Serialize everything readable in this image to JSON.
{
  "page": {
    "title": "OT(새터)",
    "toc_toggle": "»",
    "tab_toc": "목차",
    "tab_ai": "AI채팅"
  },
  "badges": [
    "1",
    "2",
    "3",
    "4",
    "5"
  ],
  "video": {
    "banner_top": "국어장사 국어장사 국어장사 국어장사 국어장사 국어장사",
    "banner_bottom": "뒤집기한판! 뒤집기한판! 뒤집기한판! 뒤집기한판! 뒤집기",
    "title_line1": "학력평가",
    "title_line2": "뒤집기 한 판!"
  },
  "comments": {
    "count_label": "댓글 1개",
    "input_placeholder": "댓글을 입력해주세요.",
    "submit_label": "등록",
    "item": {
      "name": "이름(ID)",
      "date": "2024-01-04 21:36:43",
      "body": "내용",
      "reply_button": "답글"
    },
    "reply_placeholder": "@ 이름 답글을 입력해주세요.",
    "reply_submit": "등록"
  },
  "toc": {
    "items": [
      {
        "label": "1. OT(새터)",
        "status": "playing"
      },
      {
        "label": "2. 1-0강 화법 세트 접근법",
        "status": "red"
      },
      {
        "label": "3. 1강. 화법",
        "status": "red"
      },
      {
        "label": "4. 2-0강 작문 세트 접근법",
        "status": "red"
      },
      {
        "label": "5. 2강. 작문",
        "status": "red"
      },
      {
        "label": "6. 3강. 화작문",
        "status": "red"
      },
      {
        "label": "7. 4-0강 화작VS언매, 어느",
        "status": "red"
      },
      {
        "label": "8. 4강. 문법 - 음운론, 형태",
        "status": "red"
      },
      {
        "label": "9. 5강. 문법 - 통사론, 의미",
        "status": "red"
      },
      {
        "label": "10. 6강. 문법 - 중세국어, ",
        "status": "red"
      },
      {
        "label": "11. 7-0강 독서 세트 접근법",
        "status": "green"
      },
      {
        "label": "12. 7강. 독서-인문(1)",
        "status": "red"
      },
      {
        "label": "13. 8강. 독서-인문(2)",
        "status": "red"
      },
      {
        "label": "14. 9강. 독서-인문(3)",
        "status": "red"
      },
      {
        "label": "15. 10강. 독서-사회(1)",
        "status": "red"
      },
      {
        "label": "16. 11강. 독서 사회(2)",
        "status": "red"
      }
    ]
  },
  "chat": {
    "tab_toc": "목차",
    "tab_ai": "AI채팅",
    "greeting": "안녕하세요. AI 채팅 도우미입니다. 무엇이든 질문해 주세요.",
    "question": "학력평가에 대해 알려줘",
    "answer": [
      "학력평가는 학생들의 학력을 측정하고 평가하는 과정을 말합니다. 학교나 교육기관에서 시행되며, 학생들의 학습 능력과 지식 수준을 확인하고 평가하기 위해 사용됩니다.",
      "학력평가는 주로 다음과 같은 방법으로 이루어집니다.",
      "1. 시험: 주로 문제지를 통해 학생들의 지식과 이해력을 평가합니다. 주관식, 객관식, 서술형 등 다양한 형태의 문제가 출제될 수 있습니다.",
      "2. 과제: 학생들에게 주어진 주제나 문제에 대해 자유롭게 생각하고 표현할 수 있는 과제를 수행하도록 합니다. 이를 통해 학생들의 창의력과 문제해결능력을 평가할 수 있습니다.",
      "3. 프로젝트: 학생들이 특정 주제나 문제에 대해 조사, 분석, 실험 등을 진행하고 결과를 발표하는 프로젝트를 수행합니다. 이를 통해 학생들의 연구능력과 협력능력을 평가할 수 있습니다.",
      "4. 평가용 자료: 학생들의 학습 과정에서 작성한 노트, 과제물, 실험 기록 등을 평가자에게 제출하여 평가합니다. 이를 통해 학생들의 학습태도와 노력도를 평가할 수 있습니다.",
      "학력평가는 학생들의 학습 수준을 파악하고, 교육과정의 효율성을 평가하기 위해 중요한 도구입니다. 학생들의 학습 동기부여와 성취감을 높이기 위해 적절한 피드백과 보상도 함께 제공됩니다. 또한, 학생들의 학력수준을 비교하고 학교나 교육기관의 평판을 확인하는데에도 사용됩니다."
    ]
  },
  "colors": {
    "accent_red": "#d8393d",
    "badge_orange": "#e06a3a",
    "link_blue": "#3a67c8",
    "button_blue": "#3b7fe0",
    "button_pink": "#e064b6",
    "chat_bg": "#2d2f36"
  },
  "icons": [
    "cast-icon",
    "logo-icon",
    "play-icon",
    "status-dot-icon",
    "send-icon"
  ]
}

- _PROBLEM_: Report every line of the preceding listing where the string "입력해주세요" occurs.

- _TASK SOLUTION_:
    "input_placeholder": "댓글을 입력해주세요.",
    "reply_placeholder": "@ 이름 답글을 입력해주세요.",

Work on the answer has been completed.